  • Consumer Unit 5012

    man what
    …Okay, after re-reading Citizen Kane there a few times, I _think_ I get what they’re trying to say, which is something like “Gays will Destroy Christianity!!!@!one!”.
    And if he,she, or it seriously thinks the Communist US Government is going to outlaw Real True Christianity, s/h/it has just recently escaped from a cryogenic chamber built in 1956.

  • Launcifer

    CU5012: I’m still trying to work out when the Marxists hijacked Bush Snr’s New World Order. Did they do so from its very inception? Was Bush Snr secretly a Trott? And anyway, Citizen Kane clearly states that the constitution is under attach. Perhaps the poster in question has thoughtfully included a copy either on the reverse of the post or below the fold, as it were?

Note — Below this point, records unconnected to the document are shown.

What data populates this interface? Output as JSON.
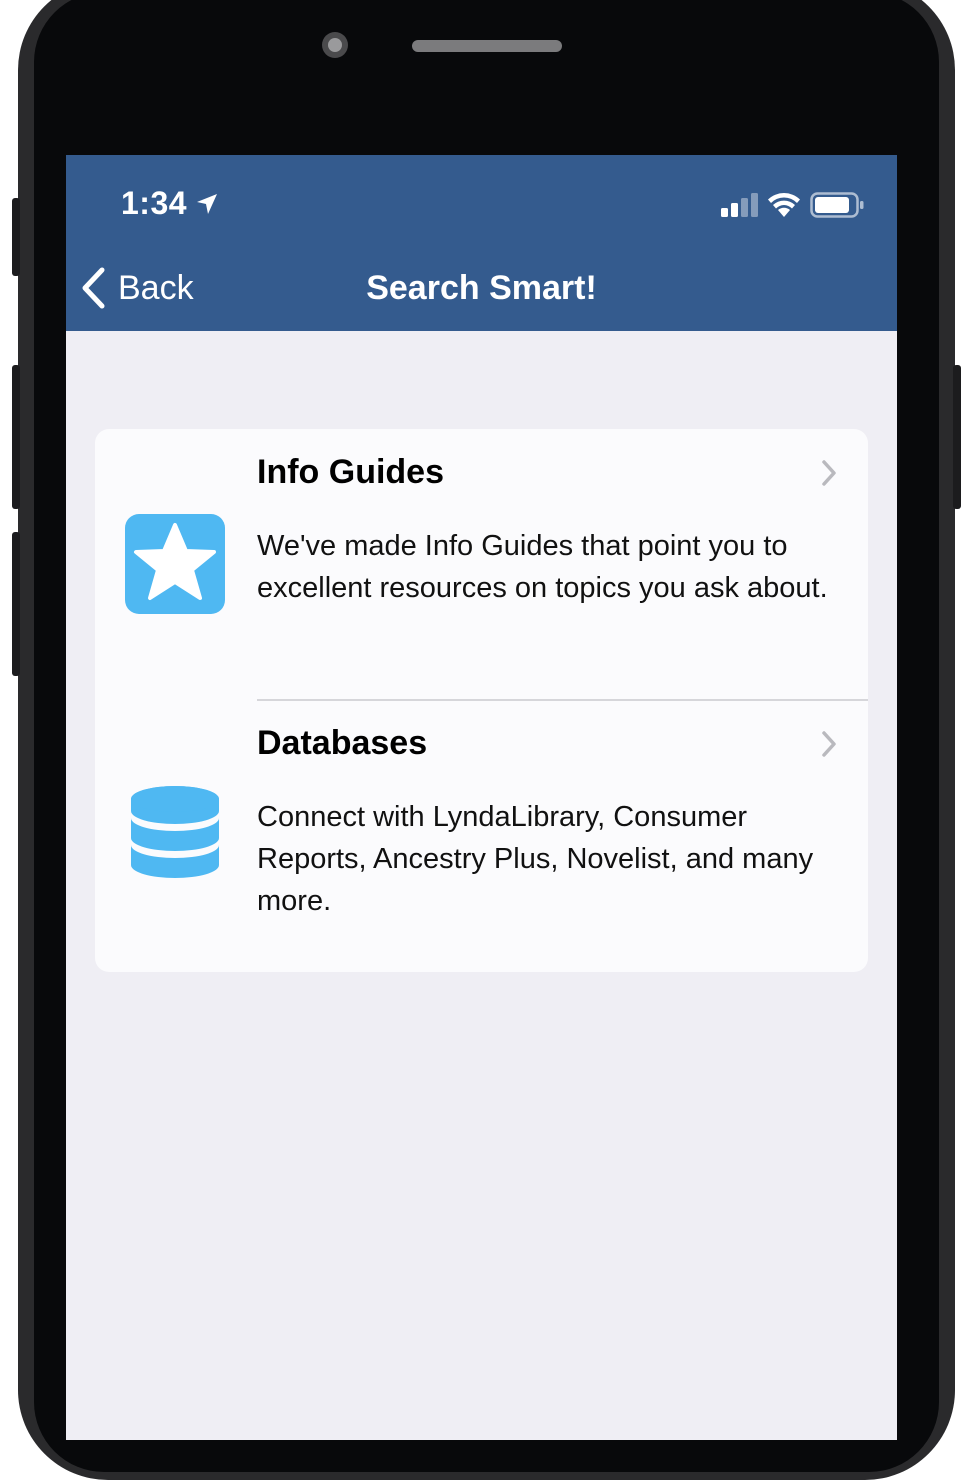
{
  "status_bar": {
    "time": "1:34",
    "icons": [
      "location-arrow-icon",
      "cellular-signal-icon",
      "wifi-icon",
      "battery-icon"
    ]
  },
  "nav": {
    "back_label": "Back",
    "title": "Search Smart!"
  },
  "colors": {
    "nav_bar": "#345b8e",
    "background": "#efeef4",
    "icon_accent": "#4fb8f2"
  },
  "list": {
    "items": [
      {
        "title": "Info Guides",
        "description": "We've made Info Guides that point you to excellent resources on topics you ask about.",
        "icon": "star-icon"
      },
      {
        "title": "Databases",
        "description": "Connect with LyndaLibrary, Consumer Reports, Ancestry Plus, Novelist, and many more.",
        "icon": "database-icon"
      }
    ]
  }
}
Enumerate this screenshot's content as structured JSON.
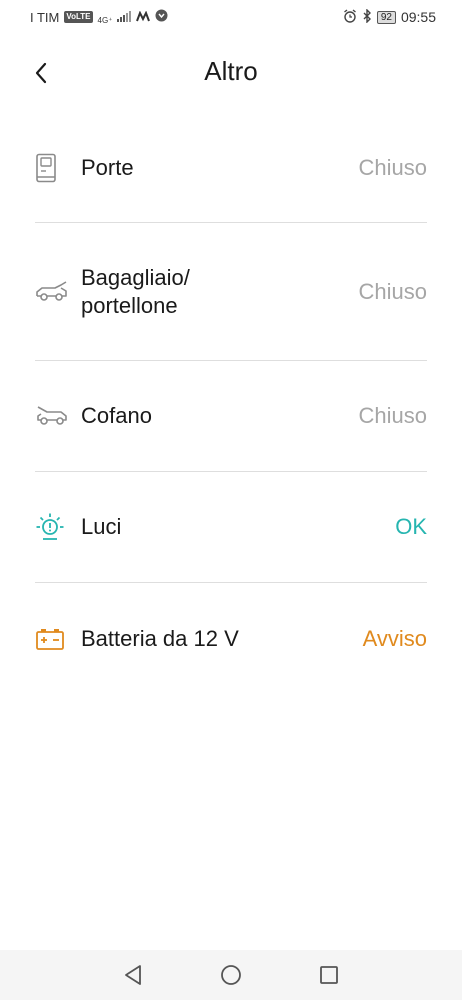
{
  "status_bar": {
    "carrier": "I TIM",
    "volte": "VoLTE",
    "network": "4G⁺",
    "battery": "92",
    "time": "09:55"
  },
  "header": {
    "title": "Altro"
  },
  "items": [
    {
      "label": "Porte",
      "value": "Chiuso",
      "icon": "door-icon",
      "status": "neutral"
    },
    {
      "label": "Bagagliaio/\nportellone",
      "value": "Chiuso",
      "icon": "trunk-icon",
      "status": "neutral"
    },
    {
      "label": "Cofano",
      "value": "Chiuso",
      "icon": "hood-icon",
      "status": "neutral"
    },
    {
      "label": "Luci",
      "value": "OK",
      "icon": "lights-icon",
      "status": "ok"
    },
    {
      "label": "Batteria da 12 V",
      "value": "Avviso",
      "icon": "battery-icon",
      "status": "warning"
    }
  ],
  "colors": {
    "neutral": "#a6a6a6",
    "ok": "#26b5b0",
    "warning": "#e08a1e"
  },
  "nav": [
    "back-nav-icon",
    "home-nav-icon",
    "recents-nav-icon"
  ]
}
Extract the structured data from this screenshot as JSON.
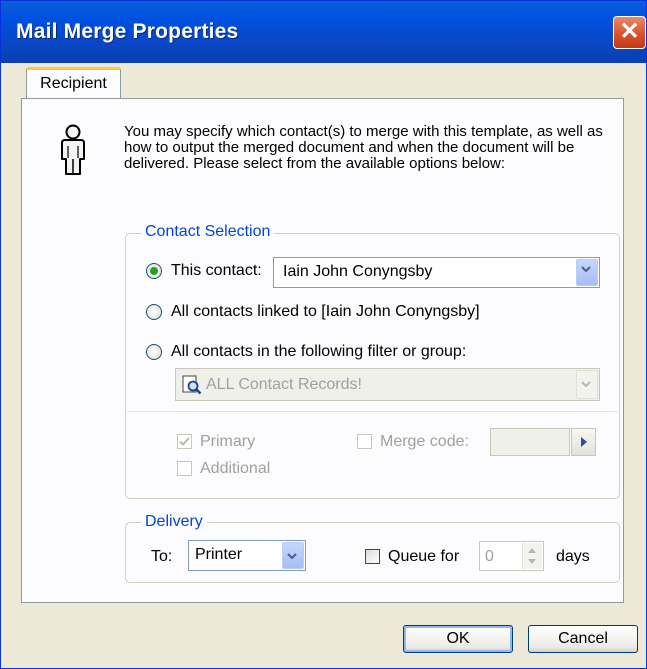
{
  "window": {
    "title": "Mail Merge Properties",
    "close_glyph": "✕"
  },
  "tabs": [
    {
      "label": "Recipient"
    }
  ],
  "intro_text": "You may specify which contact(s) to merge with this template, as well as how to output the merged document and when the document will be delivered.  Please select from the available options below:",
  "contact_selection": {
    "title": "Contact Selection",
    "this_contact_label": "This contact:",
    "this_contact_value": "Iain John Conyngsby",
    "linked_label": "All contacts linked to [Iain John Conyngsby]",
    "filter_label": "All contacts in the following filter or group:",
    "filter_value": "ALL Contact Records!",
    "selected_option": "this_contact",
    "primary_label": "Primary",
    "primary_checked": true,
    "additional_label": "Additional",
    "merge_code_label": "Merge code:",
    "merge_code_value": ""
  },
  "delivery": {
    "title": "Delivery",
    "to_label": "To:",
    "to_value": "Printer",
    "queue_label": "Queue for",
    "queue_value": "0",
    "days_label": "days"
  },
  "buttons": {
    "ok": "OK",
    "cancel": "Cancel"
  },
  "icons": {
    "person": "person-icon",
    "dropdown": "chevron-down-icon",
    "filter": "magnifier-icon",
    "arrow": "arrow-right-icon",
    "close": "close-icon"
  },
  "colors": {
    "title_bar": "#0050e0",
    "group_title": "#0046d5",
    "radio_dot": "#21a121",
    "close_button": "#d9532f"
  }
}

  • Consumer Unit 5012

    Let’s see if I can still do this…
    Well, a lot of Bush’s advisers (the group later known as the “Neo-Cons” when they advised Bush the Lesser) were in fact “former” Trotskyites, therefore the Marxism was woven into the DNA of our Hideously Oppressive Government(tm) as far back as Bush-1′s term as Reagan’s VP, where despite Blessed Saint Ronnie’s devotion to the Free Market(tm), obviously the seeds of the oppressive One World Government were already being planted at the behest of their shadowy puppetmasters, the American Milk Solids Council.
    (I used to be a big fan of conspiracy theories, before BushCo. Discovering that there really is a small cabal of rich, powerful evildoers who control everything–and that they’re a bunch of IDIOTS–kind of sucked the fun out of it.)

  • http://www.shoxshoes.cc/ Nike Shox Rivalry

    The weather is changeable, invariable forever forever love, let light wind is brushed, warm sunshine exhaustion of you pass my sincere blessings every day happy, concomitant! Through the happiness!


CLOSE | X

HIDE | X